What defines what truly makes someone a contractor?
A business may assume that just because they are being paid by invoice, and the person is taking responsibility for their taxes, ACC or GST payments that they are a contractor.
In brief, there are 4 tests that determine if someone should be treated as a contractor:
(a) Intention test – this is usually determined from the wording in the parties’ written agreement, but can also include verbal agreements
(b) Control vs independence Test - the greater the control exercised over the person’s work content, hours and methods, the more likely it is that a person is an employee. A worker with greater freedom to choose who to work for, where to work, when to work, the tools used and so on, is more likely to be a contractor.
(c) Integration Test - this looks at whether the work performed by the person is fundamental to the employer’s business (and whether they are ‘part and parcel’ of the organisation). Usually work performed by a contractor is only a supplementary part of the business.
(d) Fundamental/economic reality test – this looks at the total situation of the work relationship to determine its economic reality, and whether a person is in business on their own account. This may include elements such as being able to advertise their services, set their own fees, whether they accept work, or whether they can accept work from multiple sources.
Due to the fluidity of the factors, the relationship is not static. It might start out as a contractor relationship, and then morph into an employment relationship if, for example, if the business starts exercising a great deal more control over the person’s activities.
My business currently utilises independent contractors – what should I do?
As outlined above, the consequences of a declaration of employment status can be considerable, particularly if several contractors obtain declarations at the same time.
As a business owner, this is a perfect opportunity to take a stock-take of your contractors. Karyn Gould suggests, you may also want to use this opportunity to stock-take other aspects of the relations, such as, whether you have a current signed copy of your Health and Safety Agreement with your Contractor. These types of documents also need to be reviewed and updated on a regular basis to ensure that you meet your legal obligations.

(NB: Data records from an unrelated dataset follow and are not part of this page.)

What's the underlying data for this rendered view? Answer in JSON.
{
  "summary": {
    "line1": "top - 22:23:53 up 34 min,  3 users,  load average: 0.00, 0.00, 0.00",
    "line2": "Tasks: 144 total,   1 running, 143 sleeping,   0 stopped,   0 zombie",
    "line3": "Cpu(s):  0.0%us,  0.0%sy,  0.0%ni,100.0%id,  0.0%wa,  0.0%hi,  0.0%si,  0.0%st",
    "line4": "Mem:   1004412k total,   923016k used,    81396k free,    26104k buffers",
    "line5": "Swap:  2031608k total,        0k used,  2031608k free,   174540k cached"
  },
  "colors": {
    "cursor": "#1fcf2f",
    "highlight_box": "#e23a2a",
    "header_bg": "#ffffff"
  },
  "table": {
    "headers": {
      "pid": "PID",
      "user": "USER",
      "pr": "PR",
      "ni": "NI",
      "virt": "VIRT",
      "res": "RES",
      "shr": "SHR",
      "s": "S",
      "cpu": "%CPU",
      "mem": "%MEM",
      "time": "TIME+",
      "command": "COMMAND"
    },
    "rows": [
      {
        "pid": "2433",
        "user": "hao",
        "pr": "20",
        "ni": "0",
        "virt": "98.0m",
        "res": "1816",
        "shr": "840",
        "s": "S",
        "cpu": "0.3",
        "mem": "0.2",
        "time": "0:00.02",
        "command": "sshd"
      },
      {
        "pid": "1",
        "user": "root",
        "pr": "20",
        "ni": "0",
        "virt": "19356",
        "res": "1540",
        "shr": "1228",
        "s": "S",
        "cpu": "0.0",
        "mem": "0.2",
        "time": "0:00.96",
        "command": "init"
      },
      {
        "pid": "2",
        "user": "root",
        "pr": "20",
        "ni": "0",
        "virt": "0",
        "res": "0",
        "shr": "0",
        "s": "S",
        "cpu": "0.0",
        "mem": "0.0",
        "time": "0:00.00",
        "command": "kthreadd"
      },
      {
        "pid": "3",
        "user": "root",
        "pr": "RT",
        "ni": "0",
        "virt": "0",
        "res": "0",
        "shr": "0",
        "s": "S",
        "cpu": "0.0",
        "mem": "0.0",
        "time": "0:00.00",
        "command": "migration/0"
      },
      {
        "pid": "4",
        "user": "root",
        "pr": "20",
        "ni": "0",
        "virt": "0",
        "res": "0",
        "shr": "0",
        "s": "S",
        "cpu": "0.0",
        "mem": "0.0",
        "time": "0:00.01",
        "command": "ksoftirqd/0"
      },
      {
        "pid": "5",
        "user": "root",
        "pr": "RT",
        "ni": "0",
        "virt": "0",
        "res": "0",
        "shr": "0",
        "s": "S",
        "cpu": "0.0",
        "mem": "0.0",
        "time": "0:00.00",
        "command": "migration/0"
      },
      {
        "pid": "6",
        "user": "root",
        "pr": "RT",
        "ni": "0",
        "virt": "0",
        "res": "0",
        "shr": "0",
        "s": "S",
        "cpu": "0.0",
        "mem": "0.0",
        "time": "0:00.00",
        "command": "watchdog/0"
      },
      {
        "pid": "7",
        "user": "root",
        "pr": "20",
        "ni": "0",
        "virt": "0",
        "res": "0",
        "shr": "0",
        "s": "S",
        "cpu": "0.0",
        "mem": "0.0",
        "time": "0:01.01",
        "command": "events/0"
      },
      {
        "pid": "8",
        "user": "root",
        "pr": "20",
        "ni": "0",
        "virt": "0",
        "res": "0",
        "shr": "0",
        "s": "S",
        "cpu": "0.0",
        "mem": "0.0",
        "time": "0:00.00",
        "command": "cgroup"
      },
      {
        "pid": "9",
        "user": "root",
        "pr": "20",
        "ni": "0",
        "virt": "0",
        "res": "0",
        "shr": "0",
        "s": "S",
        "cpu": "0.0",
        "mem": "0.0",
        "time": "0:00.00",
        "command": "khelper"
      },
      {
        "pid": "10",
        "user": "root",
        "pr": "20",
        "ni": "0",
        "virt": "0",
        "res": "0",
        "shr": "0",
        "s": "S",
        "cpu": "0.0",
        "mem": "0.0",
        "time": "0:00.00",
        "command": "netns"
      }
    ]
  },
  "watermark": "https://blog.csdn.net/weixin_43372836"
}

Make a list of your contractors, their purpose and their terms of engagement with you. Evaluate any gaps, and engage in conversations to minimise or fill these gaps.
Where you could be in a situation, where you are unsure of whether the person could be considered a contractor or an employee, seek advice before speaking with them on the topic.
Where you do believe, the relationship is in fact an employment relationship, then you will need to engage in a process to either transition them from contractor to employment terms, or renegotiate the ways of working so that it truly forms a contractor relationship. This can be a complex process, as rates of pay can be disparate between employees and contractors, due to factors like paid leave entitlements; and/or a contractor may also gain benefits from certain tax deductions, which they may not want to lose. Be sure to be open, transparent, and work constructively to negotiate a way forward.
Another option could be to consult with an HR consultant or employment lawyer and obtain an independent opinion or how your contractors may be viewed under the law, and the approach you could take to make any corrections.
(Note: The Tripartite Working Group on Better Protections for Contractors has presented its recommendations for the Government to consider. Expect further changes in the near future).